For example, many sites have been found to be sites at risk and it would surprise anybody to see what sites are on the list. Venice was built on 118 islands was named a UNESCO World Heritage site in 1987. However, the whole city has been listed as one of the UNESCO sites at risk because of rising sea levels due to global warming. Another city and UNESCO sit that will be threatened by rising sea levels is the French port city of Bordeaux, Port de la lune, has a trading and commerce history spanning over 1,000 years. Croatia’s Dubrovnik is a well-preserved medieval walled city situated on the Dalmatian coast. The city became a UNESCO World Heritage site in 1979, but it is believed to be at risk due to rising water levels.
UNESCO has created a strategy focused on preservation of many sites. The Strategy identifies five objectives and related actions. They are structured around the five main priorities for action defined by the Hyogo Framework for Action, the main UN-wide policy on the subject of Disaster Reduction, and are also in line with Article 5 of the World heritage Convention as well as the Strategic Objectives established through the Budapest Declaration. The five key objectives are:

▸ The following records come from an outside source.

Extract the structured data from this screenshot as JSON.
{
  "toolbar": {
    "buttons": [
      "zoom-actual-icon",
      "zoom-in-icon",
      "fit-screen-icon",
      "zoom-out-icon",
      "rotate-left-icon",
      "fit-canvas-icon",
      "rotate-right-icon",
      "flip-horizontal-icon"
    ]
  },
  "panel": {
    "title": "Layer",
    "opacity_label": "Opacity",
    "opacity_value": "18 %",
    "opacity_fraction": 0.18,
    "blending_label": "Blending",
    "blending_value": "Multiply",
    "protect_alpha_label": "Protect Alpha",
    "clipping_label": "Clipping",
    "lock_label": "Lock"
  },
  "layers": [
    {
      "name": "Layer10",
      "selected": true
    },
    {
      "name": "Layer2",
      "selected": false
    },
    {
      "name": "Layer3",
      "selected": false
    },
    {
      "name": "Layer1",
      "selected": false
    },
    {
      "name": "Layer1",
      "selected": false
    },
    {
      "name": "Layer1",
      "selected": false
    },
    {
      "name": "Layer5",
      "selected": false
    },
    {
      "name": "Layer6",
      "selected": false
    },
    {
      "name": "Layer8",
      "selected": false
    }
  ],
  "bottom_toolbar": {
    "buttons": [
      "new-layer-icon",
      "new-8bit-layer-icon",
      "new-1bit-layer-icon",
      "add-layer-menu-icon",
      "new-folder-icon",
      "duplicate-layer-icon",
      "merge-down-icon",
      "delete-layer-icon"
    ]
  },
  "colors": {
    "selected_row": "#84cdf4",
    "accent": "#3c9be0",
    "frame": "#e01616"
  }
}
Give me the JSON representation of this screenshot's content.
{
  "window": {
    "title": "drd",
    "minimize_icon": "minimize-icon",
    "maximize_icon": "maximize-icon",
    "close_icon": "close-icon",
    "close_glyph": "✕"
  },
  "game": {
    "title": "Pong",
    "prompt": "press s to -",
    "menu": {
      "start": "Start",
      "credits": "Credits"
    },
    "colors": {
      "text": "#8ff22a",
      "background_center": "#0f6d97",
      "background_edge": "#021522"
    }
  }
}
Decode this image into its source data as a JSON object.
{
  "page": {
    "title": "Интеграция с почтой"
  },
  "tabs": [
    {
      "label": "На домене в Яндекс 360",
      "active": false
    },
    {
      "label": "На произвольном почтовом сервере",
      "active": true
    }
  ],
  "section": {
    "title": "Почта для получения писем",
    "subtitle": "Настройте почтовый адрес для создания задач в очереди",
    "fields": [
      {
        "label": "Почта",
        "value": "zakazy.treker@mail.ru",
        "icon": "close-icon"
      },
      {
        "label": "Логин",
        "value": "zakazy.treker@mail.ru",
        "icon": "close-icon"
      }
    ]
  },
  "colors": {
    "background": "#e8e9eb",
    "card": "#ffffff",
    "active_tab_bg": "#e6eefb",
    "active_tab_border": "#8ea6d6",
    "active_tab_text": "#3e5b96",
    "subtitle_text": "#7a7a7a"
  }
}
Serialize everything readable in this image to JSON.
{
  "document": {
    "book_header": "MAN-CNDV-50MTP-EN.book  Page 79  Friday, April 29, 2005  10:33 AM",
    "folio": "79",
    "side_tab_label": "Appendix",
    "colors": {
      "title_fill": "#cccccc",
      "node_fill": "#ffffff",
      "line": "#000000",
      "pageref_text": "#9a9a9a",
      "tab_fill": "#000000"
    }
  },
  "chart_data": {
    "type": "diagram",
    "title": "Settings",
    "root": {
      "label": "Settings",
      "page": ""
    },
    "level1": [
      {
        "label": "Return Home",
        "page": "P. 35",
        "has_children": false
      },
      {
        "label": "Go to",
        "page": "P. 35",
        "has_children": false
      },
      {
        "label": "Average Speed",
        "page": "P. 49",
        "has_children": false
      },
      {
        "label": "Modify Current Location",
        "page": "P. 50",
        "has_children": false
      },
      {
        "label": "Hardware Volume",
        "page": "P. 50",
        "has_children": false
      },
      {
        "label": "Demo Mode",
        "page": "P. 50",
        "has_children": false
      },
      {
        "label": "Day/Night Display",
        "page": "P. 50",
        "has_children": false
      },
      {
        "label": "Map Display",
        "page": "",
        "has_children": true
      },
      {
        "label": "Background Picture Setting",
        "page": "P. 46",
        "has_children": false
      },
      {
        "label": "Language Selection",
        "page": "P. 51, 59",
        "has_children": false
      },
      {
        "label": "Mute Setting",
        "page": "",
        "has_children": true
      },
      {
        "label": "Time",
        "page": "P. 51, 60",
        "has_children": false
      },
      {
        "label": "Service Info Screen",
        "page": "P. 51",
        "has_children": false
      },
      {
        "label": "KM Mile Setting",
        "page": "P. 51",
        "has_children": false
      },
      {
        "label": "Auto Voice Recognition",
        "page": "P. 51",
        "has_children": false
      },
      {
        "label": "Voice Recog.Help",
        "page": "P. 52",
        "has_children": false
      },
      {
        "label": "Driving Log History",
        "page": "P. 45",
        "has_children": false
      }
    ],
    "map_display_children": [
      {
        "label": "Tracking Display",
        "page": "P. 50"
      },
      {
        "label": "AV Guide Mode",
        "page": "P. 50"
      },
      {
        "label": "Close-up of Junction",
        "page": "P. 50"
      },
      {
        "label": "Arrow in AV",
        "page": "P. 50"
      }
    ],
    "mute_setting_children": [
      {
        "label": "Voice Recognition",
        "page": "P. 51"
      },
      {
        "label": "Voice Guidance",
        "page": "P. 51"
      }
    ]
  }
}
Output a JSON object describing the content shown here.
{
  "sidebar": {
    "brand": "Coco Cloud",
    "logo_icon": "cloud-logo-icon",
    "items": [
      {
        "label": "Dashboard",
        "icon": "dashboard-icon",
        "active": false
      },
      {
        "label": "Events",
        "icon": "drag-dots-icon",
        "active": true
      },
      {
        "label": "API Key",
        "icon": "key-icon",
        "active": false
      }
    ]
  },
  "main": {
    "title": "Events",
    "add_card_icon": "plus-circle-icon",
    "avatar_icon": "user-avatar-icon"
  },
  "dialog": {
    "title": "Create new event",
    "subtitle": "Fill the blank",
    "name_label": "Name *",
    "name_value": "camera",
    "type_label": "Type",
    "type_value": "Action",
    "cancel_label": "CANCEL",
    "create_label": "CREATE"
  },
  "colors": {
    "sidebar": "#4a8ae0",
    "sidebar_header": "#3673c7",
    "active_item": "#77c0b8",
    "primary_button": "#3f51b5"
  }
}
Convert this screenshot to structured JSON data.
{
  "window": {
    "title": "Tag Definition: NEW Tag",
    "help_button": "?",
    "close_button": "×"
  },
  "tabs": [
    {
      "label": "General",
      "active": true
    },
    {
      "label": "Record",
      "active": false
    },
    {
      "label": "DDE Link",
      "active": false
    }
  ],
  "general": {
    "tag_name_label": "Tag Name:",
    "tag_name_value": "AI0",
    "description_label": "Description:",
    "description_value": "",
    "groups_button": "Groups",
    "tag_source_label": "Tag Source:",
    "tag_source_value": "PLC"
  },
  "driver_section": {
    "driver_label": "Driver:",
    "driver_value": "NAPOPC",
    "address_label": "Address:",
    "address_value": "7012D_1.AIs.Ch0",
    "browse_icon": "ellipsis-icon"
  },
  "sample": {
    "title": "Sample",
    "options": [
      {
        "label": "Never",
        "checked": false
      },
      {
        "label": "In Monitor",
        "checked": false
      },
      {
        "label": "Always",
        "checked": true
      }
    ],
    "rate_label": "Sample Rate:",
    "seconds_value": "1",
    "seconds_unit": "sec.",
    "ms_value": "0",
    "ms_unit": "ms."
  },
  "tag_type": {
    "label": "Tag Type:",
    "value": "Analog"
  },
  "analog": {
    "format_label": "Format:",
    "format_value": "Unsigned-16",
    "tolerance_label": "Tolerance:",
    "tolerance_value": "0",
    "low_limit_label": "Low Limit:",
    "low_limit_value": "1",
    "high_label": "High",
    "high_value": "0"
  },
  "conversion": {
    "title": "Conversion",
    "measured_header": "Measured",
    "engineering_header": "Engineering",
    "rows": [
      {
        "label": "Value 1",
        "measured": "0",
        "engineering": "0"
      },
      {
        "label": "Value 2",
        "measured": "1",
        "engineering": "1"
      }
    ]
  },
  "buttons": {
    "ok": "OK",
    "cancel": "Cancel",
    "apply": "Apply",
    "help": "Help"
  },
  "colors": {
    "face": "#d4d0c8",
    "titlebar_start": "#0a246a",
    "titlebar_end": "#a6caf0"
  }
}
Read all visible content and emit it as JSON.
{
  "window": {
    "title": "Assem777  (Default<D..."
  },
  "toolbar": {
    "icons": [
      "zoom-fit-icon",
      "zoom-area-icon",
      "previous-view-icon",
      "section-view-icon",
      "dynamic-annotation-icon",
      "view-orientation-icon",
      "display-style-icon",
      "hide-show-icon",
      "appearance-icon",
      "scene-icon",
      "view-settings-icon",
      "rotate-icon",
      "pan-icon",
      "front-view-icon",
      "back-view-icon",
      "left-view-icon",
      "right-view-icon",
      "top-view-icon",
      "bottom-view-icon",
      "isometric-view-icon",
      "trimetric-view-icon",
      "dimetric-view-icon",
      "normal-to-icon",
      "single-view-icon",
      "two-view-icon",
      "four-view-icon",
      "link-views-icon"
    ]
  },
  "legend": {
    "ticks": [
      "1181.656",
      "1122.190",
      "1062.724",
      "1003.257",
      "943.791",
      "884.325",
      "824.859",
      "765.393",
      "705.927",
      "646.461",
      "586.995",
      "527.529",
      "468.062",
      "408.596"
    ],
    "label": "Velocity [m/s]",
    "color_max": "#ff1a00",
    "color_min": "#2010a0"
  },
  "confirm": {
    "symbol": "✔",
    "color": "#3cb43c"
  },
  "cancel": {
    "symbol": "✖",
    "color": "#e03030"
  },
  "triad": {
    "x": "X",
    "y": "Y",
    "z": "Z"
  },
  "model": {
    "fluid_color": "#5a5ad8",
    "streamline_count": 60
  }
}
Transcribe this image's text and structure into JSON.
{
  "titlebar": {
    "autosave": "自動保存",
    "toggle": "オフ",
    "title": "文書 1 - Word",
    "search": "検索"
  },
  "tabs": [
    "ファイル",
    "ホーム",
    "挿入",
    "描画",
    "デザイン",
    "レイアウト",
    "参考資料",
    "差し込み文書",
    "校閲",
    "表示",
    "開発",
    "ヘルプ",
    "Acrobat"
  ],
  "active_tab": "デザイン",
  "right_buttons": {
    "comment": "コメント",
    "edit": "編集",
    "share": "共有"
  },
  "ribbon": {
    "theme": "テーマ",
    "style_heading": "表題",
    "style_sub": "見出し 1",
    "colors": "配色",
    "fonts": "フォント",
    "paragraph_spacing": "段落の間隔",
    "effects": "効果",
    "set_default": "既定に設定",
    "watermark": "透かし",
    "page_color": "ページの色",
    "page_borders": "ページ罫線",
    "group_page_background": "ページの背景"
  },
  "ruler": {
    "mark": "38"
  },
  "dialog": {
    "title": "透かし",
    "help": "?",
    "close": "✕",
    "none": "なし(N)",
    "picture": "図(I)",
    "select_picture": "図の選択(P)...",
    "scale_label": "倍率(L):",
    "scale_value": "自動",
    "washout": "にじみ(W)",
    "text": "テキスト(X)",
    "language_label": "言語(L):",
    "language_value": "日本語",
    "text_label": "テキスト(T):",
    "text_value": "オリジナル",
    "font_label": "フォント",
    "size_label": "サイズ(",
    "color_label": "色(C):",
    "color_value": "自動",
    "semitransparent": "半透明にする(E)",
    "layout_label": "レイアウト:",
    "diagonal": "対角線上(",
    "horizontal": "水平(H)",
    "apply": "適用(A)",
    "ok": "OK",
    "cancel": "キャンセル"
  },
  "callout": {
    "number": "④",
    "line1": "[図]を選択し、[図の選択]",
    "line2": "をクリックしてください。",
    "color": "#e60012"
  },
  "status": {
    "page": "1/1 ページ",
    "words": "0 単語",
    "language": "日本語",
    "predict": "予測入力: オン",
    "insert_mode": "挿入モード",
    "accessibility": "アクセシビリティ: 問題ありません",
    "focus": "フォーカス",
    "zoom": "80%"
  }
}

- Strengthen support within relevant global, regional, national and local institutions for reducing risks at World Heritage properties;
- Use knowledge, innovation and education to build a culture of disaster prevention at World Heritage properties;
- Identify, assess and monitor disaster risks at World Heritage properties;
- Reduce underlying risk factors at World Heritage properties;
- Strengthen disaster preparedness at World Heritage properties for effective response at all levels.
Even though these declarations were made several years ago, it is clear that we still need a global strategy that addresses environmental causes and better ways of management and conservation.
Pollution and dumping of toxic chemicals or environmental pollutants are also another cause of damage to heritage sites. Two recent major reports Australian news outlets into health and management of the Great Barrier Reef show that parts of the World Heritage site are still under pressure and the central and southern areas are deteriorating (according to Australia ABC news).
It has also been reported that the UNESCO is concerned about the Abbot Point Port expansion and the plan to dump three million cubic meters of dredge spoil within the marine park.
Better strategies and guidelines as well as advocacies are needed in order to protect more UNESCO World Heritage Member sites as it looks like just inscribing them does not protect them from neglect, damage and deterioration.